Deceptive Sharing Summary

Description: Sharing an article, post, or meme on social media with the intent to influence public perception to perceive a statistically rare event as a common event. The cognitive bias behind this fallacy is the availability heuristic that causes us to have a skewed perception of reality based on specific examples that easily come to mind.

Like most fallacies, we have the fallacious tactic by the one who shares an article, post, or meme on social media depicting a statistically rare event with the intent to manipulate public perception of the event as a common event. Someone who views an article, post, or meme on social media depicting a statistically rare event and believes it to be a common event, has been a victim of deceptive sharing and is using fallacious reasoning. It is also possible for those sharing content to be deceived, themselves.

There is a strong, implied argument with the share that the event is far more common than it actually is. If the content is shared with an explicit argument claiming that the event is more common than it really is, then there is no fallacy; it is a factual error. What makes this fallacious is the implied argument that remains unsaid but clearly implied.

Logical Forms:

[fallacious tactic]

Event X is statistically rare.

Person 1 shares article, post, or meme of an instance of event X with the intent to deceive others in thinking event X is far more common than it is.

[fallacious reasoning]

Event X is statistically rare.

Person 1 shares article, post, or meme of an instance of event X.

Person 2 believes the event is far more common than it is.

Event X is statistically rare.

Person 1 shares article, post, or meme of an instance of event X, believing that event X is far more common than it is.

Example #1: During the COVID-19 pandemic, there was much debate on reopening schools. Like with many issues, there was a strong partisan split where liberals were mostly against sending kids back to school, and conservatives were mostly for sending kids back to school. Several of my liberal friends commonly shared stories about kids getting sick, including this story posted with no comment nor argument:

Health officials in Georgia confirmed this week that a 7-year-old boy with no underlying health conditions has died from the coronavirus, the youngest fatality from the pandemic in the state so far.

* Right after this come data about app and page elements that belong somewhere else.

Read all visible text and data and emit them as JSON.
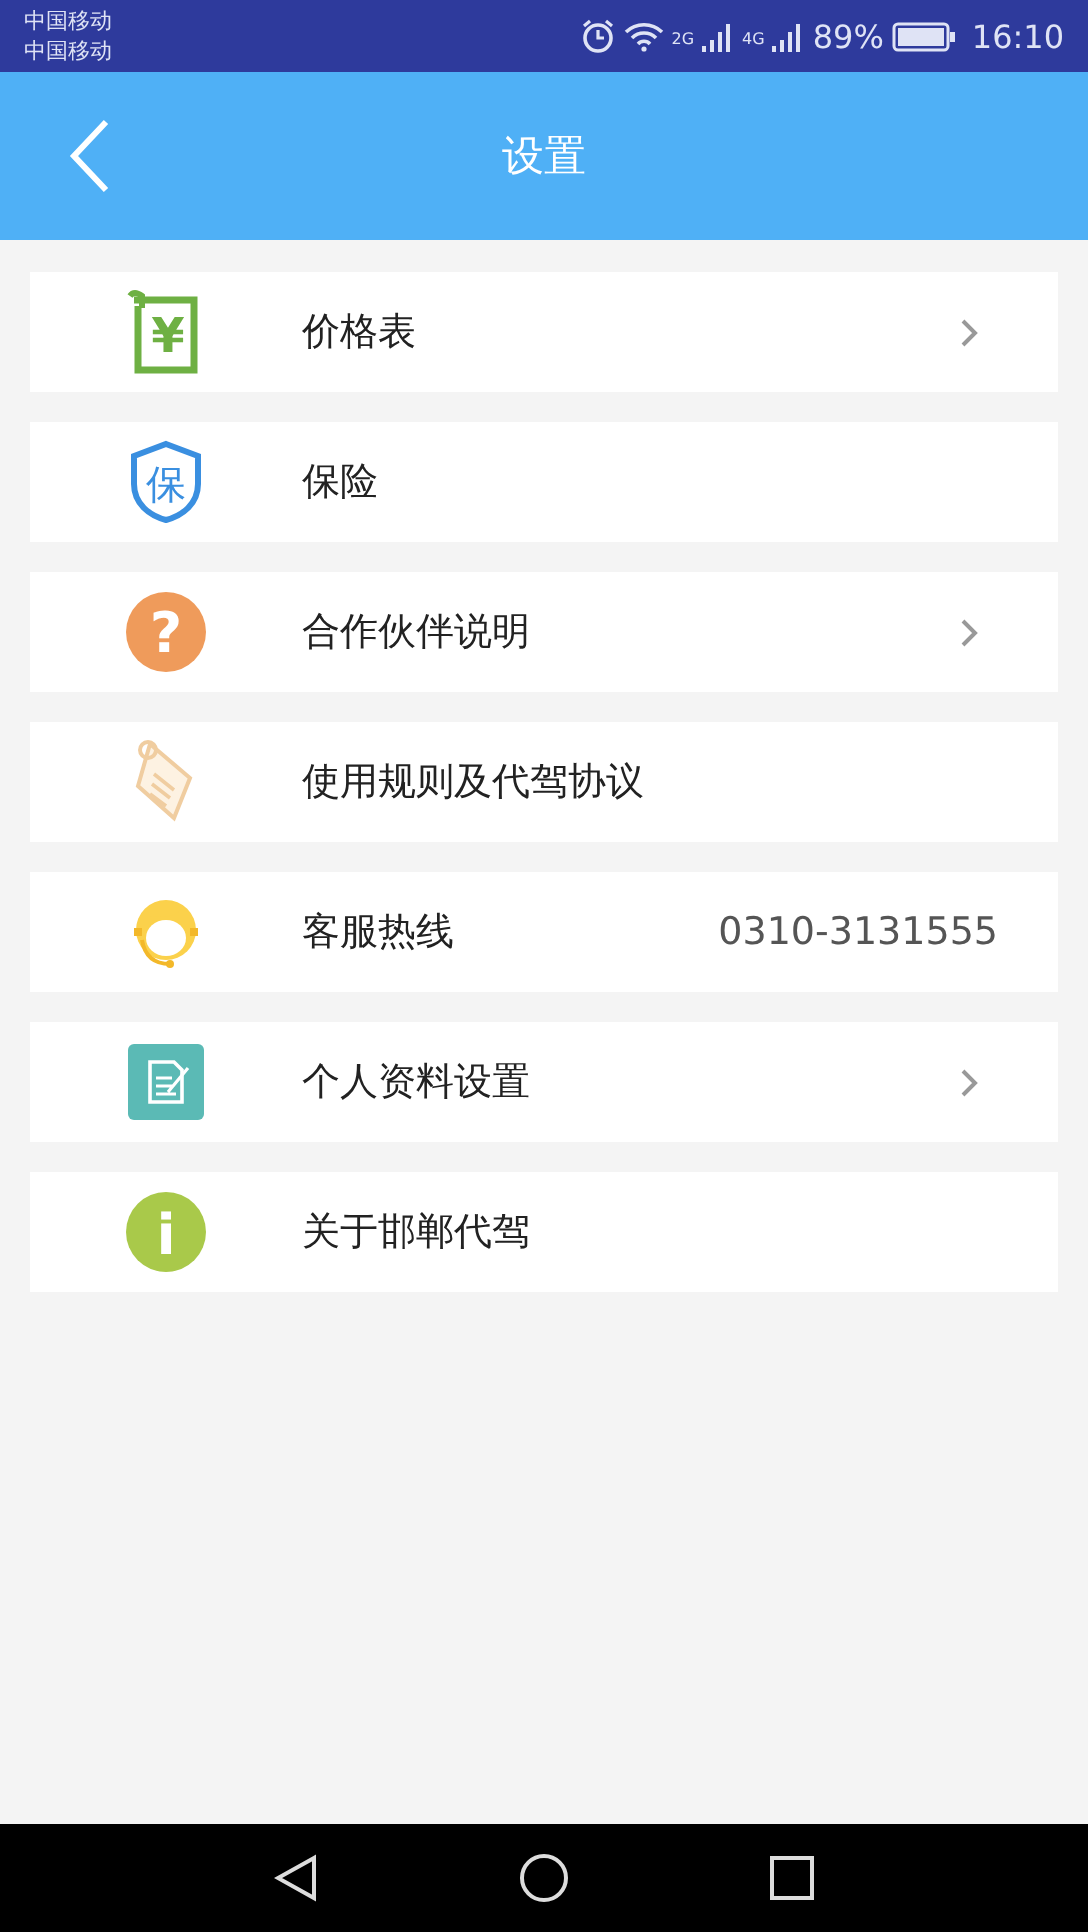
{
  "status_bar": {
    "carriers": [
      "中国移动",
      "中国移动"
    ],
    "network_labels": [
      "2G",
      "4G"
    ],
    "battery": "89%",
    "time": "16:10"
  },
  "header": {
    "title": "设置"
  },
  "items": [
    {
      "kind": "price",
      "glyph": "¥",
      "label": "价格表",
      "chevron": true
    },
    {
      "kind": "insurance",
      "glyph": "保",
      "label": "保险",
      "chevron": false
    },
    {
      "kind": "help",
      "glyph": "?",
      "label": "合作伙伴说明",
      "chevron": true
    },
    {
      "kind": "scroll",
      "label": "使用规则及代驾协议",
      "chevron": false
    },
    {
      "kind": "headset",
      "label": "客服热线",
      "value": "0310-3131555",
      "chevron": false
    },
    {
      "kind": "edit",
      "label": "个人资料设置",
      "chevron": true
    },
    {
      "kind": "info",
      "glyph": "i",
      "label": "关于邯郸代驾",
      "chevron": false
    }
  ]
}
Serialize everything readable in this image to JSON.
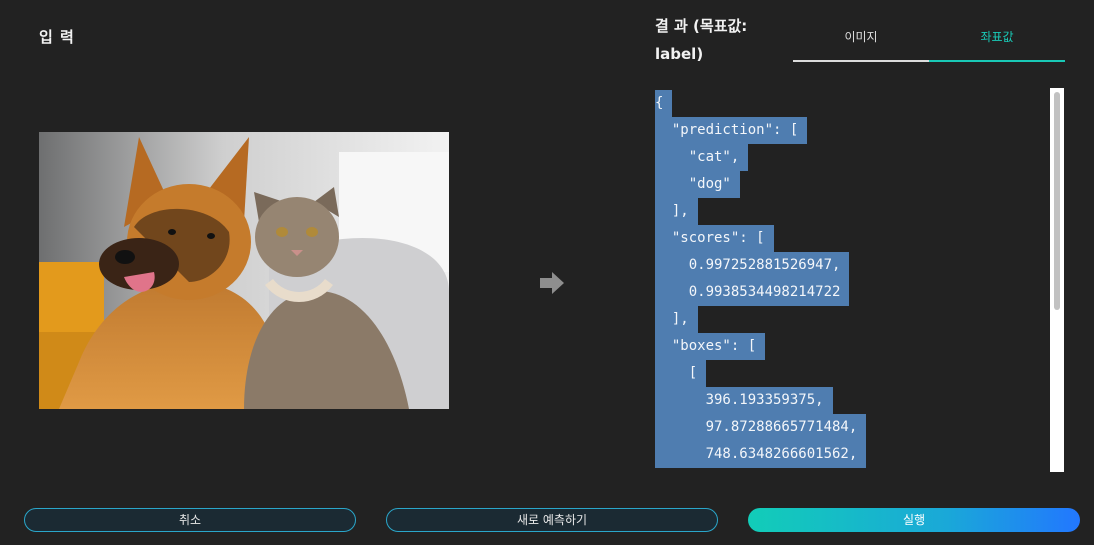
{
  "input": {
    "title": "입 력"
  },
  "result": {
    "title": "결 과 (목표값: label)"
  },
  "tabs": [
    {
      "label": "이미지"
    },
    {
      "label": "좌표값"
    }
  ],
  "json_lines": [
    "{",
    "  \"prediction\": [",
    "    \"cat\",",
    "    \"dog\"",
    "  ],",
    "  \"scores\": [",
    "    0.997252881526947,",
    "    0.9938534498214722",
    "  ],",
    "  \"boxes\": [",
    "    [",
    "      396.193359375,",
    "      97.87288665771484,",
    "      748.6348266601562,"
  ],
  "buttons": {
    "cancel": "취소",
    "reset": "새로 예측하기",
    "run": "실행"
  },
  "colors": {
    "accent": "#19c9b6",
    "selection": "#4f7db0",
    "background": "#222222"
  }
}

The strategy is to let those who comment make the arguments that the one posting is not willing to make nor defend, and the one who shared the article can remain blameless.

Children, especially healthy children with no underlying health conditions, dying from COVID-19 is extremely rare. Sharing stories of this happening gives people the impression that it is far more common than it actually is, causing them to make important decisions based on a poor understanding of the data.

Example #2: Some people who were adamantly against wearing masks shared the story published by the New York Post on May 6th, 2020, with the headline “Two Boys Drop Dead in China While Wearing Masks During Gym Class.” Ignoring the problem with causation (i.e., it has not been determined that the masks had anything to do with the deaths), the purpose for sharing the article is very clear: To attempt to vindicate the sharer’s anti-mask-wearing position. The fact is, recorded instances of people dying from wearing masks are exceptionally rare.

Exception: It may be the case that statistically rare events are also “feel good” events that have no manipulative intent, for example, sharing a story about a local child who saved his family from a gas leak. There is no implication here that kids saving their families from gas leaks is a common occurrence.

A more questionable exception is the statistically rare, “feel good” event that may be shared with the intent to manipulate. An example is FOX News, with their regular posts of “hero cops” who save babies, help old ladies across the street, or save the world from intergalactic invaders. The manipulative intent is debatable. While the public does love these stories, they also counter the police brutality stories commonly posted by mainstream media. 

What Now: Remember the principle of charity. If you are not confident that the sharer is implying that the event they are sharing is far more common than reality dictates, ask, “what is the reason you are sharing this?”

References:

This a logical fallacy frequently used on the Internet. No academic sources could be found.